    30 minutes minimum up time for highly reliable power supply
    Latest-generation high-efficiency lithium-ion batteries find use in the six systems. When partially charged, they are ideal for providing primary reserve power. Each system has a capacity of 15 MW, so that from the start of 2017 a total capacity of 90 MW will be available in the STEAG network. The systems will meet all the currently valid criteria for the performance of battery storage systems used for primary reserve power—including minimum up times of 30 minutes. The background of this requirement of the German transmission system operators: major disruptions during which the supply frequency deviates significantly from the normal state for a lengthier period. Battery systems featuring storage capacities of, for example, only 15 minutes are drained or charged much more quickly. They consequently may not be able to provide primary reserve power for the entire duration of a major disruption and so ensure the stability of power supply. Major system failures could be the consequence. This has been confirmed by simulations by STEAG using actual major disruptions as examples—for instance, the blackouts that resulted from shutting off two high-voltage lines over the river Ems in 2006 to allow a cruise ship to pass underneath. “For reliable power supply, a minimum up time of 30 minutes is indispensable if, as society, we wish to continue to have a high standard of grid stability and security of supply, comparable to what we have now” Christian Karalis emphasizes.

    Economical and with great potential for the future 

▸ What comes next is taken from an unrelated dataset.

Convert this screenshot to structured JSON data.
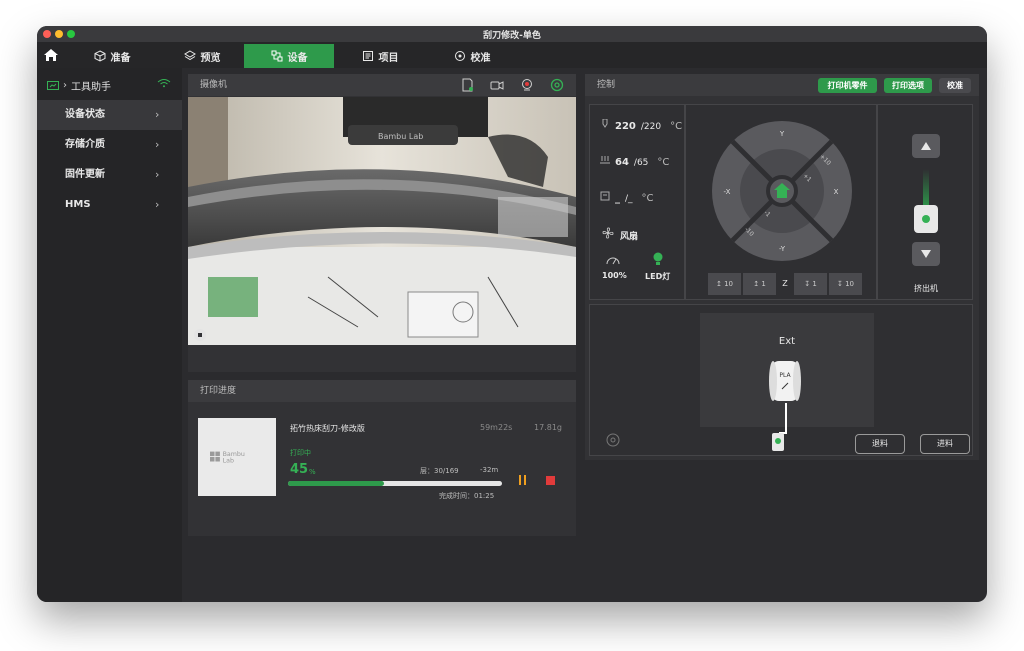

    With its investment of some 100 million euros, STEAG becomes a pioneer in the use of large-scale battery systems. STEAG is convinced of the economy and viability of the technology and is investing this amount without availing itself of subsidies. To get a certain distribution in the grid, the large-scale batteries are being installed at six German power plant sites: Lünen, Herne and Duisburg-Walsum in North Rhine-Westphalia and Bexbach, Völklingen-Fenne and Weiher in the Saarland. The large-scale batteries make use of the infrastructure of the power plant sites, but operate independently. Conducing to their economical operation is, not least of all, their integration in the virtual power plant OneOpt, which integrates the distributed and central systems of STEAG (see www.steag-oneopt.com). One advantage: for the required backup STEAG does not have to build redundant systems at the sites. Should a battery fail, the needed primary reserve power can be provided from another source in the “virtual power plant” that is prequalified to provide primary reserve power. This substantially reduces the cost of the systems. 

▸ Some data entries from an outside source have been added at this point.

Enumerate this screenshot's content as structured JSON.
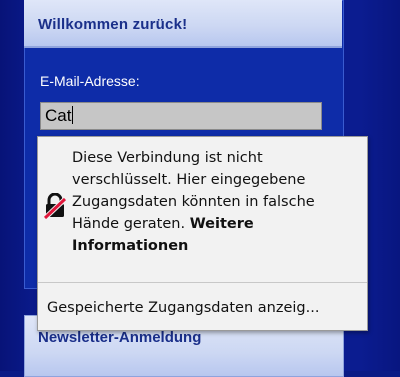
{
  "login": {
    "title": "Willkommen zurück!",
    "email_label": "E-Mail-Adresse:",
    "email_value": "Cat"
  },
  "newsletter": {
    "title": "Newsletter-Anmeldung"
  },
  "popup": {
    "warning_text": "Diese Verbindung ist nicht verschlüsselt. Hier eingegebene Zugangsdaten könnten in falsche Hände geraten.",
    "more_info_link": "Weitere Informationen",
    "saved_logins_label": "Gespeicherte Zugangsdaten anzeig...",
    "icon": "insecure-lock-icon"
  },
  "colors": {
    "page_background": "#0a1b86",
    "panel_header": "#cdd8f3",
    "header_text": "#1a2f8a",
    "popup_background": "#f2f2f2",
    "warning_strike": "#e0173b"
  }
}
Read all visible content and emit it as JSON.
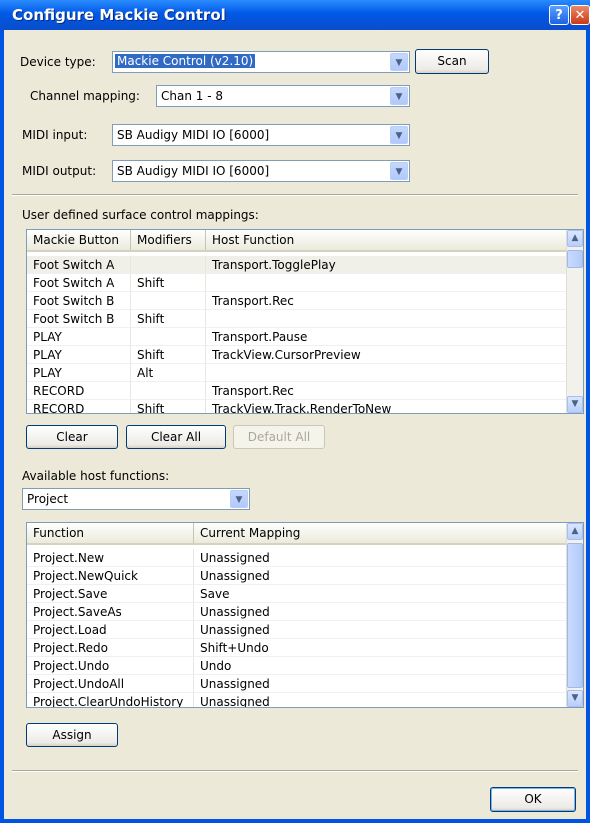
{
  "window": {
    "title": "Configure Mackie Control",
    "help_glyph": "?",
    "close_glyph": "✕"
  },
  "device_type": {
    "label": "Device type:",
    "value": "Mackie Control (v2.10)"
  },
  "scan_button": "Scan",
  "channel_mapping": {
    "label": "Channel mapping:",
    "value": "Chan 1 - 8"
  },
  "midi_input": {
    "label": "MIDI input:",
    "value": "SB Audigy MIDI IO [6000]"
  },
  "midi_output": {
    "label": "MIDI output:",
    "value": "SB Audigy MIDI IO [6000]"
  },
  "mappings": {
    "label": "User defined surface control mappings:",
    "columns": [
      "Mackie Button",
      "Modifiers",
      "Host Function"
    ],
    "rows": [
      [
        "Foot Switch A",
        "",
        "Transport.TogglePlay"
      ],
      [
        "Foot Switch A",
        "Shift",
        ""
      ],
      [
        "Foot Switch B",
        "",
        "Transport.Rec"
      ],
      [
        "Foot Switch B",
        "Shift",
        ""
      ],
      [
        "PLAY",
        "",
        "Transport.Pause"
      ],
      [
        "PLAY",
        "Shift",
        "TrackView.CursorPreview"
      ],
      [
        "PLAY",
        "Alt",
        ""
      ],
      [
        "RECORD",
        "",
        "Transport.Rec"
      ],
      [
        "RECORD",
        "Shift",
        "TrackView.Track.RenderToNew"
      ]
    ]
  },
  "buttons": {
    "clear": "Clear",
    "clear_all": "Clear All",
    "default_all": "Default All",
    "assign": "Assign",
    "ok": "OK"
  },
  "host_functions": {
    "label": "Available host functions:",
    "category": "Project",
    "columns": [
      "Function",
      "Current Mapping"
    ],
    "rows": [
      [
        "Project.New",
        "Unassigned"
      ],
      [
        "Project.NewQuick",
        "Unassigned"
      ],
      [
        "Project.Save",
        "Save"
      ],
      [
        "Project.SaveAs",
        "Unassigned"
      ],
      [
        "Project.Load",
        "Unassigned"
      ],
      [
        "Project.Redo",
        "Shift+Undo"
      ],
      [
        "Project.Undo",
        "Undo"
      ],
      [
        "Project.UndoAll",
        "Unassigned"
      ],
      [
        "Project.ClearUndoHistory",
        "Unassigned"
      ]
    ]
  },
  "icons": {
    "dropdown": "chevron-down-icon",
    "scroll_up": "arrow-up-icon",
    "scroll_down": "arrow-down-icon"
  }
}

    The system in Lünen will be put through trial operation from June to August 2016 before Trading & Optimization begins marketing. The experience will be applied to the building of the other systems so that all six large-scale battery systems will be in commercial operation by the beginning of 2017.